Also the low salaries lead some of the journalists into becoming easy targets for selling out. We have journalists working for minimum wage – even below the average salary in the country. For this situation, we cannot blame just political parties and the owners of the media; the editors are guilty as well.

Some of the editors have been misusing young journalists for ages, making them work for free or for an "allowance", with the excuse that it's how they will learn. With this practice, they set very low standards. Because of them and the way they treat journalists, we have a situation where journalists with a bachelor's degree are earning less than shop assistants. As a result, some of them, in trying to survive, betray our professional standards and sell themselves out to politicians, businesspeople, etc.

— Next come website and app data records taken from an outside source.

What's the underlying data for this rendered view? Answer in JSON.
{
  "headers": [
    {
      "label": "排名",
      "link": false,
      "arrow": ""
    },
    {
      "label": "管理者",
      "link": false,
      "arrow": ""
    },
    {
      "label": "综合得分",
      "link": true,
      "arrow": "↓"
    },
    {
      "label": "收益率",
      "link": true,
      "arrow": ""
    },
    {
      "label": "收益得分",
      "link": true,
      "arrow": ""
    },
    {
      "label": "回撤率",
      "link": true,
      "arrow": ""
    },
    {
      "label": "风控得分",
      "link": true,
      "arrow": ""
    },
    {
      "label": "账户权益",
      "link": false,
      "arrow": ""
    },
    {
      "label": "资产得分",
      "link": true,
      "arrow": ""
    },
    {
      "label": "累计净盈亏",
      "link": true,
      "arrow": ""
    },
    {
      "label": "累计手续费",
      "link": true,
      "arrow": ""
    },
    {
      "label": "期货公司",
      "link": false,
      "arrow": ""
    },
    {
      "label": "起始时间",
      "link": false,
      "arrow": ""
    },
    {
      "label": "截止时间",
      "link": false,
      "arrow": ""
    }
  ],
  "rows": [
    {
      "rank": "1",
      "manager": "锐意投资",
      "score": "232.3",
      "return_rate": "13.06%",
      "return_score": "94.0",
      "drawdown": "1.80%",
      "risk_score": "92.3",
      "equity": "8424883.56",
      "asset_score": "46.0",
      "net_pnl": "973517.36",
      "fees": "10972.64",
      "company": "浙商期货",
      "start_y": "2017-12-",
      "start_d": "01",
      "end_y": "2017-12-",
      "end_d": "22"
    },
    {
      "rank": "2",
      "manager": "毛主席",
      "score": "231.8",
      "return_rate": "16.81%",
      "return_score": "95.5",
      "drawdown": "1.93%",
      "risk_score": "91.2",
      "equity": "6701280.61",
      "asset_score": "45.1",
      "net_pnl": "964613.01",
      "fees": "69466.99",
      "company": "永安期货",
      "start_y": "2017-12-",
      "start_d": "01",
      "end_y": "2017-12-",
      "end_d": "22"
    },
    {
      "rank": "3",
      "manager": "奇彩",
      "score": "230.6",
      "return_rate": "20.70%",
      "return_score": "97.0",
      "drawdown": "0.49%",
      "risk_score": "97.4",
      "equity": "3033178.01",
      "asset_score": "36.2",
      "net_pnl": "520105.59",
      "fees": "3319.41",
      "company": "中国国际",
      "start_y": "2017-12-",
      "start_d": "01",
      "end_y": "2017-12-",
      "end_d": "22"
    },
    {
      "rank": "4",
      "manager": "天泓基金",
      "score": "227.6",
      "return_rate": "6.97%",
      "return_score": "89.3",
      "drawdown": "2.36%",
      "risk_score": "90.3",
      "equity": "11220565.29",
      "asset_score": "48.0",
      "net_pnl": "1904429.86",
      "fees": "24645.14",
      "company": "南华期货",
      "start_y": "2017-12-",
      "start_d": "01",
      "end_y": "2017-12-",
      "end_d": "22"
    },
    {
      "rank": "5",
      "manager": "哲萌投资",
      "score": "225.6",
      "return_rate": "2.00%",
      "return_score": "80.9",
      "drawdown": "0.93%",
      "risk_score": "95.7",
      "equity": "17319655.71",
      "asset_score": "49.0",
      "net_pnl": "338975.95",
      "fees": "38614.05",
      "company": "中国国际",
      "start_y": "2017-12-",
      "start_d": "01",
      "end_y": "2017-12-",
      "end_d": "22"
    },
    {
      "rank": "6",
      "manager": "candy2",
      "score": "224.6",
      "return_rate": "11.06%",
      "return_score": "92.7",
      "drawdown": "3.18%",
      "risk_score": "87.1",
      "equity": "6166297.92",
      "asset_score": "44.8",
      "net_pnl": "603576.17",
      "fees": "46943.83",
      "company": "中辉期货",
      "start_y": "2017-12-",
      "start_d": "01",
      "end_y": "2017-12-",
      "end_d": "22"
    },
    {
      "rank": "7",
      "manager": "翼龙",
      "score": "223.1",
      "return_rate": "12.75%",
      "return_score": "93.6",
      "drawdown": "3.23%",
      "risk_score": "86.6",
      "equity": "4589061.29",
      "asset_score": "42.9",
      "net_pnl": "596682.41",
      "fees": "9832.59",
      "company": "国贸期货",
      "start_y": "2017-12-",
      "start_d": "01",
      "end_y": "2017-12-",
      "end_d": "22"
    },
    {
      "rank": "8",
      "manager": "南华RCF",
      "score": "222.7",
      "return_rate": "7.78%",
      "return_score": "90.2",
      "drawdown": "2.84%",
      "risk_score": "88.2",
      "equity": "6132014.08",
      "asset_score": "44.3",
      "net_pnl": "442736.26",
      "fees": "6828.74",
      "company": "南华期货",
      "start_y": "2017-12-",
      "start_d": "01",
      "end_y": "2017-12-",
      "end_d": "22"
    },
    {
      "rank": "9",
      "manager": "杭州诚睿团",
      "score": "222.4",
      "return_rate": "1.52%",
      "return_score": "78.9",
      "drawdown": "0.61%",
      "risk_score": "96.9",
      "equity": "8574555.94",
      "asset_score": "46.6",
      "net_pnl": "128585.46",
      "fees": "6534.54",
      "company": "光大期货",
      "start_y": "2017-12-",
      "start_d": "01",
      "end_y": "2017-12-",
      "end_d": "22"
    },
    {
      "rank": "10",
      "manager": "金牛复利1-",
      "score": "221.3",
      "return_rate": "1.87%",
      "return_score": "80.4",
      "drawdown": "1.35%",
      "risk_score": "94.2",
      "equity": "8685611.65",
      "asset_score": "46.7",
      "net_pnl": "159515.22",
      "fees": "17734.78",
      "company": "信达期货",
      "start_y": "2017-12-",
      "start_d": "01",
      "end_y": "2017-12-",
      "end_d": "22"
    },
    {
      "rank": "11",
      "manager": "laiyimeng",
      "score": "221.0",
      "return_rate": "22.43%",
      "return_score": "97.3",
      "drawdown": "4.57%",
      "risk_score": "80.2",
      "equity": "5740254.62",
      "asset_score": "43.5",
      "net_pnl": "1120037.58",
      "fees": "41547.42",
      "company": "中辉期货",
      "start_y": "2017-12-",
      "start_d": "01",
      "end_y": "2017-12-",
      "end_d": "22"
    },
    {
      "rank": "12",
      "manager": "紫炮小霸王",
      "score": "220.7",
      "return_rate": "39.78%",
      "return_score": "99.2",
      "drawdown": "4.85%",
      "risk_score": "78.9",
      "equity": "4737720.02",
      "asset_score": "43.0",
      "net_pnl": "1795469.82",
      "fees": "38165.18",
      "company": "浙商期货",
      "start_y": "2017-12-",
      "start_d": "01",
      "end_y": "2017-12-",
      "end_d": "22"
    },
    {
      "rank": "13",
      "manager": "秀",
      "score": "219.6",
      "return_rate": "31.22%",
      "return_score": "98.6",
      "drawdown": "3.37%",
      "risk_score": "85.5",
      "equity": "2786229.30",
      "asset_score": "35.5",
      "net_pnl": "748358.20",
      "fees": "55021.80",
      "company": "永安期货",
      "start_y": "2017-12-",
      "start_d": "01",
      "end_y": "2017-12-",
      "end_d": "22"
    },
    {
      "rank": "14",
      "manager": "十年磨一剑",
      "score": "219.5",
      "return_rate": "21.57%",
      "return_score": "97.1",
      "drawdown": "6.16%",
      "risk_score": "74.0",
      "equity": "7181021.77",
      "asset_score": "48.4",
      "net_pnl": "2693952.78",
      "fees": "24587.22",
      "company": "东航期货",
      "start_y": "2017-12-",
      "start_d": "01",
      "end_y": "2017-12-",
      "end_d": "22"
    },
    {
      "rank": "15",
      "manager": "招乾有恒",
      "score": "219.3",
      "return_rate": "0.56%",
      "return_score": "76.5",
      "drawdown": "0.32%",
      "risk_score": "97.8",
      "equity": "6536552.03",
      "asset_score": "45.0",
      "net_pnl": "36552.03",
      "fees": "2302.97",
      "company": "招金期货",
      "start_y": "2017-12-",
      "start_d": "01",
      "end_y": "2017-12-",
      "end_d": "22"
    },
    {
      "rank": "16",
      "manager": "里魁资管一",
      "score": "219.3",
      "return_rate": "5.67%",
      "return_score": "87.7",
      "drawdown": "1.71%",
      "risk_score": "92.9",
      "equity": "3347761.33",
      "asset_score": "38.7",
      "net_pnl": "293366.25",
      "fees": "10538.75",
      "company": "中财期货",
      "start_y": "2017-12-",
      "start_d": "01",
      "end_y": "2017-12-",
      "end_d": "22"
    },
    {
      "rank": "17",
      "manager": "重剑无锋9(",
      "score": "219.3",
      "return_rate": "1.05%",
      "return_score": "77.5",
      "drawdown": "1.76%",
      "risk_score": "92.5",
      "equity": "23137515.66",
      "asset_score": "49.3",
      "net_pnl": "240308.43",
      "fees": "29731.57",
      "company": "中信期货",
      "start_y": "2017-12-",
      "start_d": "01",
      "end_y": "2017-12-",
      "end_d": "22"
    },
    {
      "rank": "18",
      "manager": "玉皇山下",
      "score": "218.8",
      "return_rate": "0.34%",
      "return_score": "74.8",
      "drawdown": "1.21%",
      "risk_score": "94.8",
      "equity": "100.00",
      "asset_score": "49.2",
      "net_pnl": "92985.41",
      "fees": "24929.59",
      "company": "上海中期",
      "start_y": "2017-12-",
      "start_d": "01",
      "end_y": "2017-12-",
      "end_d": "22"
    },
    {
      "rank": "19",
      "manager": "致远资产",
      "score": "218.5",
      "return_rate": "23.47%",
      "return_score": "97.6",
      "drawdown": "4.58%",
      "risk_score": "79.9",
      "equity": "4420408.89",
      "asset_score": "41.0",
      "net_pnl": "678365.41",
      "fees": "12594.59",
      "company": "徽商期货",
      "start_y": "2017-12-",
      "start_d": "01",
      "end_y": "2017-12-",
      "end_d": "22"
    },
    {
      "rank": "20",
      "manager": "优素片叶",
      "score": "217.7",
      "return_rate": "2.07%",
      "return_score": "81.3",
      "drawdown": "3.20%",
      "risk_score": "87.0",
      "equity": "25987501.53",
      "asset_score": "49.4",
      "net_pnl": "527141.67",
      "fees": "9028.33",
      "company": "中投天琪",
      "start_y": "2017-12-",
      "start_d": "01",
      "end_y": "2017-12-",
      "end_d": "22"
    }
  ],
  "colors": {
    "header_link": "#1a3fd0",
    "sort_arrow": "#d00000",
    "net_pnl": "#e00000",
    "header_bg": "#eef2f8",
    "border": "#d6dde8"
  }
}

Thinking, talking about possible ways out, I must say that we can only change the situation if we have real and deep reforms in every segment of the country. We must engage in a real fight against corruption, initiate reforms in the judicial system, start practicing the rule of law, guide our country by the principles of modern democracy; only then can we expect changes in society and in journalism.

Elites are aware that if you control the media, you can set the narrative and control public opinion. Therefore, it is easier for them to corrupt the media than to implement all the necessary reforms.

(*) Note: Instead of using the UN’s provisional appellation "Former Yugoslav Republic of Macedonia", in coordination with our partners and in line with most European NGOs, in this article the country is addressed by its constitutional name – Republic of Macedonia, or simply Macedonia.

Creative Commons LicenseThis article is licensed under a CC BY-NC-SA 4.0.
Source information: This article was originally published by the European Centre for Press and Media Freedom –